That didn’t change on Sunday, as the Chargers fell to the New England Patriots 41-28 in their AFC Divisional round matchup in Foxborough. Rivers, hurried and pressure all game by the Patriots defense, finished the game completing less than 50 per cent of his passes while throwing for 331 yards, three touchdowns and an interception. Most of his stats were compiled in the second half, as Rivers was held to 121 yards while the Patriots built up a 35-7 lead by halftime.
Rivers is now 0-8 in his career against Brady, including the playoffs (his only win against the Patriots came in 2008 when Brady was injured). Three of those defeats have come in the postseason. In 2006, Rivers’ first as a starter, the Chargers went 14-2 and led the Patriots 21-13 in the fourth quarter of the Divisional round; the Patriots went on to win 24-21. A year later Rivers gamely took the field with a torn-up knee as the Chargers played New England in the AFC Championship. The Patriots won again, this time 21-12.
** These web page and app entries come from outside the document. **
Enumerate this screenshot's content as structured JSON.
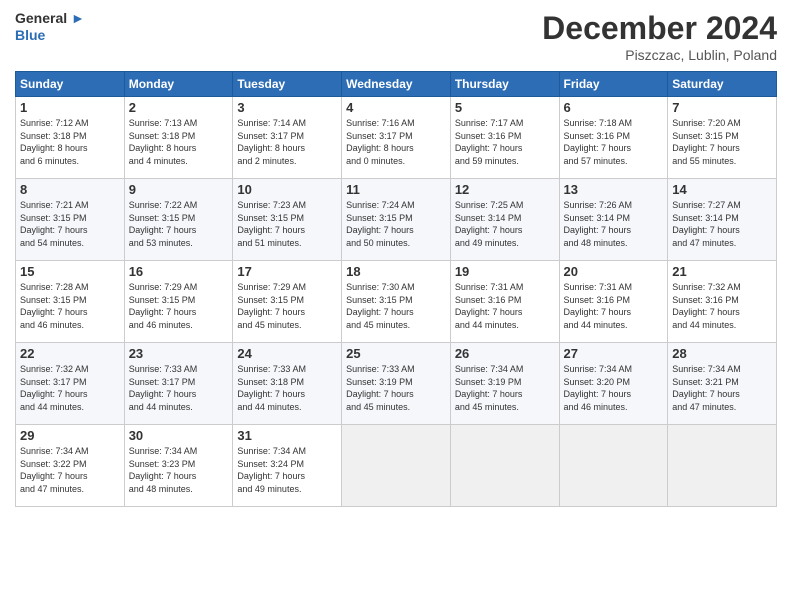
{
  "header": {
    "logo_line1": "General",
    "logo_line2": "Blue",
    "month": "December 2024",
    "location": "Piszczac, Lublin, Poland"
  },
  "weekdays": [
    "Sunday",
    "Monday",
    "Tuesday",
    "Wednesday",
    "Thursday",
    "Friday",
    "Saturday"
  ],
  "weeks": [
    [
      {
        "day": "1",
        "info": "Sunrise: 7:12 AM\nSunset: 3:18 PM\nDaylight: 8 hours\nand 6 minutes."
      },
      {
        "day": "2",
        "info": "Sunrise: 7:13 AM\nSunset: 3:18 PM\nDaylight: 8 hours\nand 4 minutes."
      },
      {
        "day": "3",
        "info": "Sunrise: 7:14 AM\nSunset: 3:17 PM\nDaylight: 8 hours\nand 2 minutes."
      },
      {
        "day": "4",
        "info": "Sunrise: 7:16 AM\nSunset: 3:17 PM\nDaylight: 8 hours\nand 0 minutes."
      },
      {
        "day": "5",
        "info": "Sunrise: 7:17 AM\nSunset: 3:16 PM\nDaylight: 7 hours\nand 59 minutes."
      },
      {
        "day": "6",
        "info": "Sunrise: 7:18 AM\nSunset: 3:16 PM\nDaylight: 7 hours\nand 57 minutes."
      },
      {
        "day": "7",
        "info": "Sunrise: 7:20 AM\nSunset: 3:15 PM\nDaylight: 7 hours\nand 55 minutes."
      }
    ],
    [
      {
        "day": "8",
        "info": "Sunrise: 7:21 AM\nSunset: 3:15 PM\nDaylight: 7 hours\nand 54 minutes."
      },
      {
        "day": "9",
        "info": "Sunrise: 7:22 AM\nSunset: 3:15 PM\nDaylight: 7 hours\nand 53 minutes."
      },
      {
        "day": "10",
        "info": "Sunrise: 7:23 AM\nSunset: 3:15 PM\nDaylight: 7 hours\nand 51 minutes."
      },
      {
        "day": "11",
        "info": "Sunrise: 7:24 AM\nSunset: 3:15 PM\nDaylight: 7 hours\nand 50 minutes."
      },
      {
        "day": "12",
        "info": "Sunrise: 7:25 AM\nSunset: 3:14 PM\nDaylight: 7 hours\nand 49 minutes."
      },
      {
        "day": "13",
        "info": "Sunrise: 7:26 AM\nSunset: 3:14 PM\nDaylight: 7 hours\nand 48 minutes."
      },
      {
        "day": "14",
        "info": "Sunrise: 7:27 AM\nSunset: 3:14 PM\nDaylight: 7 hours\nand 47 minutes."
      }
    ],
    [
      {
        "day": "15",
        "info": "Sunrise: 7:28 AM\nSunset: 3:15 PM\nDaylight: 7 hours\nand 46 minutes."
      },
      {
        "day": "16",
        "info": "Sunrise: 7:29 AM\nSunset: 3:15 PM\nDaylight: 7 hours\nand 46 minutes."
      },
      {
        "day": "17",
        "info": "Sunrise: 7:29 AM\nSunset: 3:15 PM\nDaylight: 7 hours\nand 45 minutes."
      },
      {
        "day": "18",
        "info": "Sunrise: 7:30 AM\nSunset: 3:15 PM\nDaylight: 7 hours\nand 45 minutes."
      },
      {
        "day": "19",
        "info": "Sunrise: 7:31 AM\nSunset: 3:16 PM\nDaylight: 7 hours\nand 44 minutes."
      },
      {
        "day": "20",
        "info": "Sunrise: 7:31 AM\nSunset: 3:16 PM\nDaylight: 7 hours\nand 44 minutes."
      },
      {
        "day": "21",
        "info": "Sunrise: 7:32 AM\nSunset: 3:16 PM\nDaylight: 7 hours\nand 44 minutes."
      }
    ],
    [
      {
        "day": "22",
        "info": "Sunrise: 7:32 AM\nSunset: 3:17 PM\nDaylight: 7 hours\nand 44 minutes."
      },
      {
        "day": "23",
        "info": "Sunrise: 7:33 AM\nSunset: 3:17 PM\nDaylight: 7 hours\nand 44 minutes."
      },
      {
        "day": "24",
        "info": "Sunrise: 7:33 AM\nSunset: 3:18 PM\nDaylight: 7 hours\nand 44 minutes."
      },
      {
        "day": "25",
        "info": "Sunrise: 7:33 AM\nSunset: 3:19 PM\nDaylight: 7 hours\nand 45 minutes."
      },
      {
        "day": "26",
        "info": "Sunrise: 7:34 AM\nSunset: 3:19 PM\nDaylight: 7 hours\nand 45 minutes."
      },
      {
        "day": "27",
        "info": "Sunrise: 7:34 AM\nSunset: 3:20 PM\nDaylight: 7 hours\nand 46 minutes."
      },
      {
        "day": "28",
        "info": "Sunrise: 7:34 AM\nSunset: 3:21 PM\nDaylight: 7 hours\nand 47 minutes."
      }
    ],
    [
      {
        "day": "29",
        "info": "Sunrise: 7:34 AM\nSunset: 3:22 PM\nDaylight: 7 hours\nand 47 minutes."
      },
      {
        "day": "30",
        "info": "Sunrise: 7:34 AM\nSunset: 3:23 PM\nDaylight: 7 hours\nand 48 minutes."
      },
      {
        "day": "31",
        "info": "Sunrise: 7:34 AM\nSunset: 3:24 PM\nDaylight: 7 hours\nand 49 minutes."
      },
      null,
      null,
      null,
      null
    ]
  ]
}
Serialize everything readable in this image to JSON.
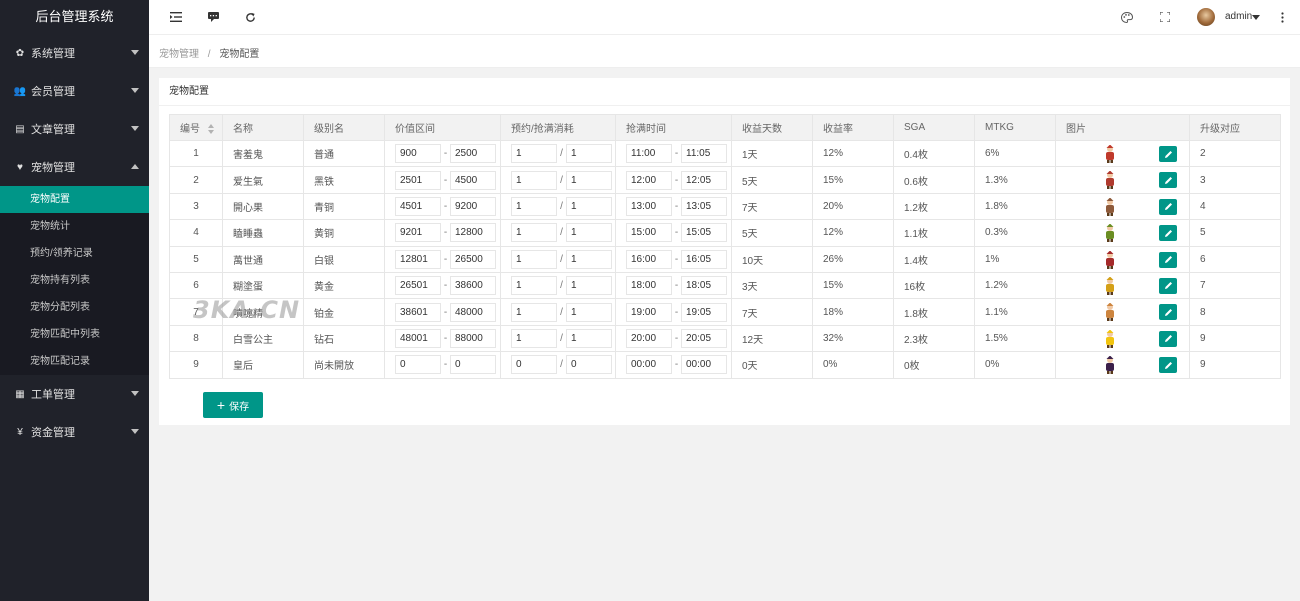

Eleven years after their last matchup, Rivers was looking forward to exorcising his demons against the Patriots this week and burnishing his legacy.
“It’s tough. I was excited this week. I was excited to come back here,” he said at his post-game press conference. “It was an emotional week a little bit, just being back here in the postseason after being here eleven years ago.”
By almost any measure Rivers is one of the greatest quarterbacks to play the game. He ranks eighth all-time in passing yards, sixth in touchdowns. But the absence of a Super Bowl title remains a mark against his legacy. This was his 11th playoff start, the most by a quarterback without a Super Bowl appearance.
He may never get a better opportunity to remove that black mark from his record than he had this year. The Chargers went 12-4, tied with Kansas City for the best record in the AFC. They went 9-1 on the road, their only loss coming in a crosstown matchup with the Los Angeles Rams. At 37, Rivers had one of the best years of his career. His 68.3 completion percentage was his best in five years. His 105.5 passer rating tied a career-high.
Still, that means nothing after yet another disappointing playoff run. Rivers knows as much as anybody how hard it is just getting to this point; the Chargers were making their first playoff appearance since 2013. To once again miss a chance at a career-defining title, Rivers admits, will take him a while to get over.
“It is emotional just because I think you know how hard it is to get to Jan. 13 and be in a playoff game. You’re talking about an eight, nine-month deal,” he said. “To come up short again is tough.”
Rivers may not be a Super Bowl champion, but you also can’t call him a quitter. Even facing a big deficit against the Patriots, he continued to rally his team until the final whistle. “We’re going to fight until the end. At least we can say we did that,” he said. “It doesn’t count for much at this point, but in the scheme of things it counts a whole lot.”
That trademark competitiveness may turn out to be his final legacy in the game when his career is done.